Exercise materials:
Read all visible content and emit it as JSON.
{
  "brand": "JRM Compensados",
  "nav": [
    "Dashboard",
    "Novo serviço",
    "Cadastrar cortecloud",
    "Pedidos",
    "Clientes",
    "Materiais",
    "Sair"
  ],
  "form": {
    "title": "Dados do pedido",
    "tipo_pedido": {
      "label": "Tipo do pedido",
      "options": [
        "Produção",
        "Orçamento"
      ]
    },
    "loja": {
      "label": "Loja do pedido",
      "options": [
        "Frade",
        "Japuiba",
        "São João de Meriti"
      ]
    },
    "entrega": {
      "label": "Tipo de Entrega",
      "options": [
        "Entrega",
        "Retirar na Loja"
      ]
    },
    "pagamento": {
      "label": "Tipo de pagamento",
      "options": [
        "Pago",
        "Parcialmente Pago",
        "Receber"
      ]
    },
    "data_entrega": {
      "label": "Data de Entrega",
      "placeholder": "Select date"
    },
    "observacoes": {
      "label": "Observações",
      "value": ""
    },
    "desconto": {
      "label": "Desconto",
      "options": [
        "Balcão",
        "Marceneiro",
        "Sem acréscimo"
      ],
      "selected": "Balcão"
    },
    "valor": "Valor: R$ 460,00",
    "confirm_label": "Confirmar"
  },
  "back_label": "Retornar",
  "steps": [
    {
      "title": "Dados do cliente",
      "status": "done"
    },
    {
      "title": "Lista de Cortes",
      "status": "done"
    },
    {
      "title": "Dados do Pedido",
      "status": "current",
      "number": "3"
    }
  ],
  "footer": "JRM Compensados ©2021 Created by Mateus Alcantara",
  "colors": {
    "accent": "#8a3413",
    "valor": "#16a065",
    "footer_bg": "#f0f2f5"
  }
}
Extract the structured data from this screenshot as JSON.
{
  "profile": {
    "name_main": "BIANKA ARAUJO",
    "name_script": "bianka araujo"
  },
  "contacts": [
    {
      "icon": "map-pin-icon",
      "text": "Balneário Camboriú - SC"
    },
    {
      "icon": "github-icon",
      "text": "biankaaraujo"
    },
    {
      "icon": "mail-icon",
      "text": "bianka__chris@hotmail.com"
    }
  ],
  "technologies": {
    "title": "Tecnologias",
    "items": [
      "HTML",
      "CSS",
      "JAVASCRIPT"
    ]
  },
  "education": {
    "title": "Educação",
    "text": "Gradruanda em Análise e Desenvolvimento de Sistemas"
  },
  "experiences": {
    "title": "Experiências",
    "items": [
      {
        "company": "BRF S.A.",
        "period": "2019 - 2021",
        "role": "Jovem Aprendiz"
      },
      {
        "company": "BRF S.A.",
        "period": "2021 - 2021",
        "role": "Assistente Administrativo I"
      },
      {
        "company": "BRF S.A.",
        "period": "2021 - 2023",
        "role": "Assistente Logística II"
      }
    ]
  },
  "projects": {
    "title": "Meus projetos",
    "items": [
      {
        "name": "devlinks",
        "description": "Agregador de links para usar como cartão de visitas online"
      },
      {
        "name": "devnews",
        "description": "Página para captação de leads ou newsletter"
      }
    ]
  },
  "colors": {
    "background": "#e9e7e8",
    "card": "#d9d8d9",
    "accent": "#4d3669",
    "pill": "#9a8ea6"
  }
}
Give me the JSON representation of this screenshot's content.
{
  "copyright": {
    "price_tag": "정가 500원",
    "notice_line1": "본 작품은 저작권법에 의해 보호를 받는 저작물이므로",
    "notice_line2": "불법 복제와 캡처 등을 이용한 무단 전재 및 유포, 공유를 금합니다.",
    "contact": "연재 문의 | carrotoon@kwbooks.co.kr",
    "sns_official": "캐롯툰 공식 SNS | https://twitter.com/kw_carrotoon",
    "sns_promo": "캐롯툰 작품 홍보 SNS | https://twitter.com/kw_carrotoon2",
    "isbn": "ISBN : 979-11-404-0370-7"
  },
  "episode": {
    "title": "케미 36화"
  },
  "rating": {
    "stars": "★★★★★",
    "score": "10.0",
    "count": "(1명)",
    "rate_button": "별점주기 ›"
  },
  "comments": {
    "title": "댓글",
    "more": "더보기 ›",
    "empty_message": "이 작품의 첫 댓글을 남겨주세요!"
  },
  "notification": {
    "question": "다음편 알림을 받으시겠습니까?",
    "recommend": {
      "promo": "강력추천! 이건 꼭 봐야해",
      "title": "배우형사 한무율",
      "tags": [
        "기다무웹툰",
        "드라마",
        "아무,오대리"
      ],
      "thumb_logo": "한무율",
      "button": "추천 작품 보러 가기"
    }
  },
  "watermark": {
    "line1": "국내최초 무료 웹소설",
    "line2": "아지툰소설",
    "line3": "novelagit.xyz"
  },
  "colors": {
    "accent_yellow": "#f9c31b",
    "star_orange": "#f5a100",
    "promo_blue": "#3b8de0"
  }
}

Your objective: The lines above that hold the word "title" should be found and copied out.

Exercise response:
    "title": "Dados do pedido",
      "title": "Dados do cliente",
      "title": "Lista de Cortes",
      "title": "Dados do Pedido",
    "title": "Tecnologias",
    "title": "Educação",
    "title": "Experiências",
    "title": "Meus projetos",
    "title": "케미 36화"
    "title": "댓글",
      "title": "배우형사 한무율",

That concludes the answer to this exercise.